_Exercise directions:_ Restate all of the following data exactly, keeping any images out of the copy.

_Dataset records:_
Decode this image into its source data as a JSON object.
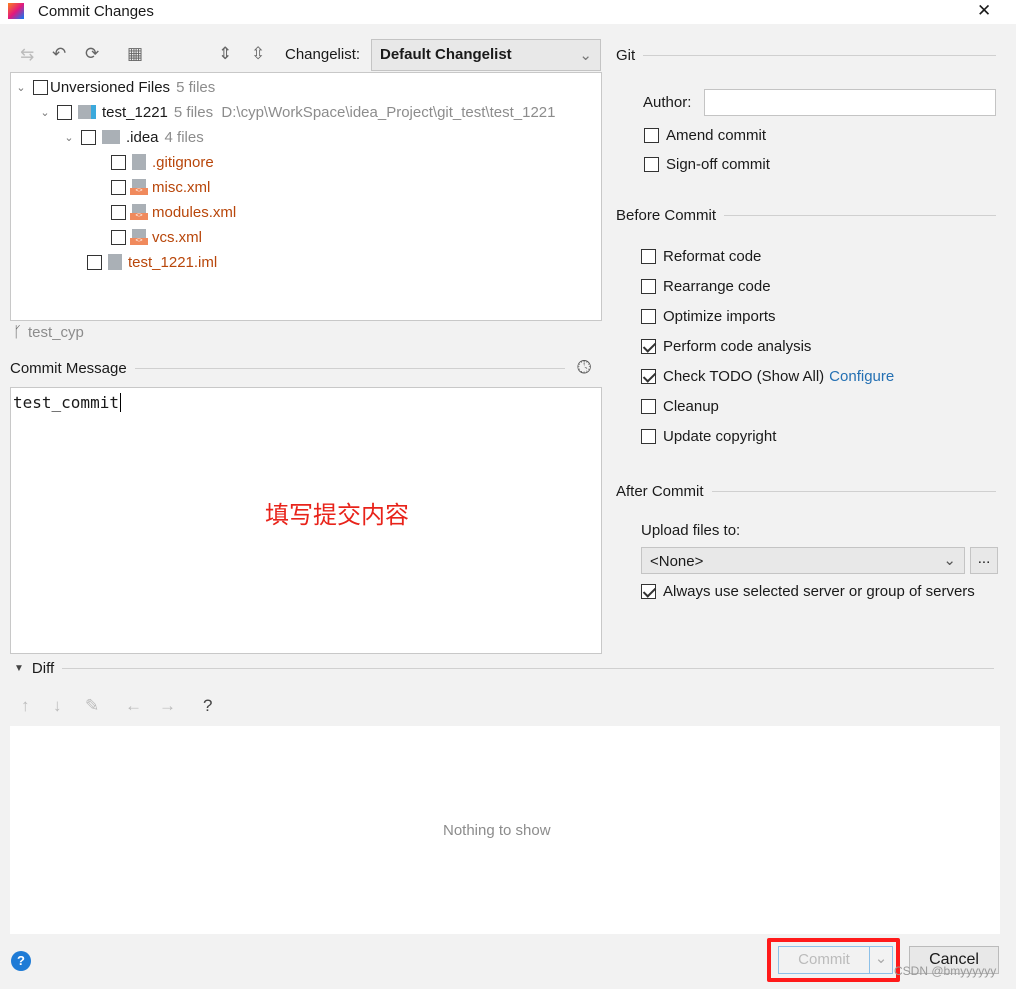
{
  "window": {
    "title": "Commit Changes",
    "close": "✕"
  },
  "toolbar": {
    "changelist_label": "Changelist:",
    "changelist_value": "Default Changelist"
  },
  "tree": [
    {
      "label": "Unversioned Files",
      "meta": "5 files",
      "level": 0,
      "type": "group"
    },
    {
      "label": "test_1221",
      "meta": "5 files  D:\\cyp\\WorkSpace\\idea_Project\\git_test\\test_1221",
      "level": 1,
      "type": "module"
    },
    {
      "label": ".idea",
      "meta": "4 files",
      "level": 2,
      "type": "folder"
    },
    {
      "label": ".gitignore",
      "level": 3,
      "type": "file"
    },
    {
      "label": "misc.xml",
      "level": 3,
      "type": "xml"
    },
    {
      "label": "modules.xml",
      "level": 3,
      "type": "xml"
    },
    {
      "label": "vcs.xml",
      "level": 3,
      "type": "xml"
    },
    {
      "label": "test_1221.iml",
      "level": 2,
      "type": "file"
    }
  ],
  "branch": "test_cyp",
  "commit_message": {
    "label": "Commit Message",
    "value": "test_commit",
    "annotation": "填写提交内容"
  },
  "git": {
    "title": "Git",
    "author_label": "Author:",
    "author_value": "",
    "amend": "Amend commit",
    "signoff": "Sign-off commit"
  },
  "before_commit": {
    "title": "Before Commit",
    "options": [
      {
        "label": "Reformat code",
        "checked": false
      },
      {
        "label": "Rearrange code",
        "checked": false
      },
      {
        "label": "Optimize imports",
        "checked": false
      },
      {
        "label": "Perform code analysis",
        "checked": true
      },
      {
        "label": "Check TODO (Show All)",
        "checked": true,
        "link": "Configure"
      },
      {
        "label": "Cleanup",
        "checked": false
      },
      {
        "label": "Update copyright",
        "checked": false
      }
    ]
  },
  "after_commit": {
    "title": "After Commit",
    "upload_label": "Upload files to:",
    "upload_value": "<None>",
    "browse": "...",
    "always": "Always use selected server or group of servers"
  },
  "diff": {
    "title": "Diff",
    "empty": "Nothing to show"
  },
  "buttons": {
    "commit": "Commit",
    "cancel": "Cancel",
    "help": "?"
  },
  "watermark": "CSDN @bmyyyyyy",
  "colors": {
    "highlight": "#ff1a1a",
    "link": "#2470b3",
    "unversioned": "#b8460a"
  }
}
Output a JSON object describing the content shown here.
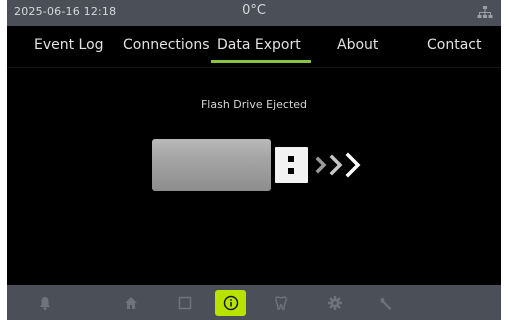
{
  "status_bar": {
    "datetime": "2025-06-16   12:18",
    "temperature": "0°C",
    "network_icon": "network-icon"
  },
  "tabs": [
    {
      "label": "Event Log",
      "active": false
    },
    {
      "label": "Connections",
      "active": false
    },
    {
      "label": "Data Export",
      "active": true
    },
    {
      "label": "About",
      "active": false
    },
    {
      "label": "Contact",
      "active": false
    }
  ],
  "main": {
    "status_text": "Flash Drive Ejected",
    "illustration_icon": "usb-drive-icon"
  },
  "nav": [
    {
      "icon": "bell-icon",
      "active": false
    },
    {
      "icon": "home-icon",
      "active": false
    },
    {
      "icon": "square-icon",
      "active": false
    },
    {
      "icon": "info-icon",
      "active": true
    },
    {
      "icon": "tooth-icon",
      "active": false
    },
    {
      "icon": "gear-icon",
      "active": false
    },
    {
      "icon": "wrench-icon",
      "active": false
    }
  ],
  "colors": {
    "accent": "#8ac43f",
    "active_button": "#b8e200",
    "bar_background": "#4b4f57",
    "screen_background": "#000000"
  }
}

_Task result:_
Decode this image into its source data as a JSON object.
{
  "window": {
    "title": "Commit Changes",
    "close": "✕"
  },
  "toolbar": {
    "changelist_label": "Changelist:",
    "changelist_value": "Default Changelist"
  },
  "tree": [
    {
      "label": "Unversioned Files",
      "meta": "5 files",
      "level": 0,
      "type": "group"
    },
    {
      "label": "test_1221",
      "meta": "5 files  D:\\cyp\\WorkSpace\\idea_Project\\git_test\\test_1221",
      "level": 1,
      "type": "module"
    },
    {
      "label": ".idea",
      "meta": "4 files",
      "level": 2,
      "type": "folder"
    },
    {
      "label": ".gitignore",
      "level": 3,
      "type": "file"
    },
    {
      "label": "misc.xml",
      "level": 3,
      "type": "xml"
    },
    {
      "label": "modules.xml",
      "level": 3,
      "type": "xml"
    },
    {
      "label": "vcs.xml",
      "level": 3,
      "type": "xml"
    },
    {
      "label": "test_1221.iml",
      "level": 2,
      "type": "file"
    }
  ],
  "branch": "test_cyp",
  "commit_message": {
    "label": "Commit Message",
    "value": "test_commit",
    "annotation": "填写提交内容"
  },
  "git": {
    "title": "Git",
    "author_label": "Author:",
    "author_value": "",
    "amend": "Amend commit",
    "signoff": "Sign-off commit"
  },
  "before_commit": {
    "title": "Before Commit",
    "options": [
      {
        "label": "Reformat code",
        "checked": false
      },
      {
        "label": "Rearrange code",
        "checked": false
      },
      {
        "label": "Optimize imports",
        "checked": false
      },
      {
        "label": "Perform code analysis",
        "checked": true
      },
      {
        "label": "Check TODO (Show All)",
        "checked": true,
        "link": "Configure"
      },
      {
        "label": "Cleanup",
        "checked": false
      },
      {
        "label": "Update copyright",
        "checked": false
      }
    ]
  },
  "after_commit": {
    "title": "After Commit",
    "upload_label": "Upload files to:",
    "upload_value": "<None>",
    "browse": "...",
    "always": "Always use selected server or group of servers"
  },
  "diff": {
    "title": "Diff",
    "empty": "Nothing to show"
  },
  "buttons": {
    "commit": "Commit",
    "cancel": "Cancel",
    "help": "?"
  },
  "watermark": "CSDN @bmyyyyyy",
  "colors": {
    "highlight": "#ff1a1a",
    "link": "#2470b3",
    "unversioned": "#b8460a"
  }
}
Output a JSON object describing the content shown here.
{
  "status_bar": {
    "datetime": "2025-06-16   12:18",
    "temperature": "0°C",
    "network_icon": "network-icon"
  },
  "tabs": [
    {
      "label": "Event Log",
      "active": false
    },
    {
      "label": "Connections",
      "active": false
    },
    {
      "label": "Data Export",
      "active": true
    },
    {
      "label": "About",
      "active": false
    },
    {
      "label": "Contact",
      "active": false
    }
  ],
  "main": {
    "status_text": "Flash Drive Ejected",
    "illustration_icon": "usb-drive-icon"
  },
  "nav": [
    {
      "icon": "bell-icon",
      "active": false
    },
    {
      "icon": "home-icon",
      "active": false
    },
    {
      "icon": "square-icon",
      "active": false
    },
    {
      "icon": "info-icon",
      "active": true
    },
    {
      "icon": "tooth-icon",
      "active": false
    },
    {
      "icon": "gear-icon",
      "active": false
    },
    {
      "icon": "wrench-icon",
      "active": false
    }
  ],
  "colors": {
    "accent": "#8ac43f",
    "active_button": "#b8e200",
    "bar_background": "#4b4f57",
    "screen_background": "#000000"
  }
}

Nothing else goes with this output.